(DATA FOR THIS TASK):
====================
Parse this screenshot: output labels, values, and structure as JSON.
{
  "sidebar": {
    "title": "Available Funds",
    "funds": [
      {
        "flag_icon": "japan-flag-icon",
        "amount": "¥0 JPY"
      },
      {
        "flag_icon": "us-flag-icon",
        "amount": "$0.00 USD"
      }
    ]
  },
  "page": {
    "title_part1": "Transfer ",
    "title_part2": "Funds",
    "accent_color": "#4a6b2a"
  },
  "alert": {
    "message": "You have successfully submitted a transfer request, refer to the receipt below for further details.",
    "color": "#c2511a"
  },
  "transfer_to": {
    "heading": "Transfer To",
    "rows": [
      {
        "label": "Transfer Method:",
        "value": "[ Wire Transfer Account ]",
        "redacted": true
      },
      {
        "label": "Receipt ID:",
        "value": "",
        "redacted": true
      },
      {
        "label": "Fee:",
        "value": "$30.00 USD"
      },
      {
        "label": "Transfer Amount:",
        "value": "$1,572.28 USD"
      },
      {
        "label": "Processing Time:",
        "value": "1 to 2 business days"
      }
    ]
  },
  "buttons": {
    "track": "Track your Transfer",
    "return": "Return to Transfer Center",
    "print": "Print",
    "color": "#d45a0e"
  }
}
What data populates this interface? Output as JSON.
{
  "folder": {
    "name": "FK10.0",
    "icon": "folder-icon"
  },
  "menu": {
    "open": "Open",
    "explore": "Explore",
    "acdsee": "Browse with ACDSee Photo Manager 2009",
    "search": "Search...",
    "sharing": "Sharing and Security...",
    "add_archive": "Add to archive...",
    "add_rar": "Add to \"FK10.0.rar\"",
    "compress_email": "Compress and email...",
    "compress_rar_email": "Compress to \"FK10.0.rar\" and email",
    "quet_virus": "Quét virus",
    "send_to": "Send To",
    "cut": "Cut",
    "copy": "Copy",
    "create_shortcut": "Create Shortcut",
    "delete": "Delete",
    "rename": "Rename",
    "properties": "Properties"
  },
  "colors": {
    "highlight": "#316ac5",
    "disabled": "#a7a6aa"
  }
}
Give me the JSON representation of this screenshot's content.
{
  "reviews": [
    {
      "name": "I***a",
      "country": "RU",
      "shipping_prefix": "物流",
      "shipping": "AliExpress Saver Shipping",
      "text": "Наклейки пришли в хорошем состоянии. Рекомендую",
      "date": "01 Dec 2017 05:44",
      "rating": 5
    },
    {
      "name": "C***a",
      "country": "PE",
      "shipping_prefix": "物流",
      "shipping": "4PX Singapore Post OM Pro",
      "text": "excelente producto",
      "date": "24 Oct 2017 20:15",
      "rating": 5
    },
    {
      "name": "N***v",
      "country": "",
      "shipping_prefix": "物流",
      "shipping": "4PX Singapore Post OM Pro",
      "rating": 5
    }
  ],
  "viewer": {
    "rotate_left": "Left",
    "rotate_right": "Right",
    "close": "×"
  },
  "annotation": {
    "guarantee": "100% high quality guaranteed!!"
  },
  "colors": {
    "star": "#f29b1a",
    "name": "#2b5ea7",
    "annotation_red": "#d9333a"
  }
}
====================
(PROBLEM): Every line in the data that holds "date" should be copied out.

(OUTPUT OF THE TASK):
      "date": "01 Dec 2017 05:44",
      "date": "24 Oct 2017 20:15",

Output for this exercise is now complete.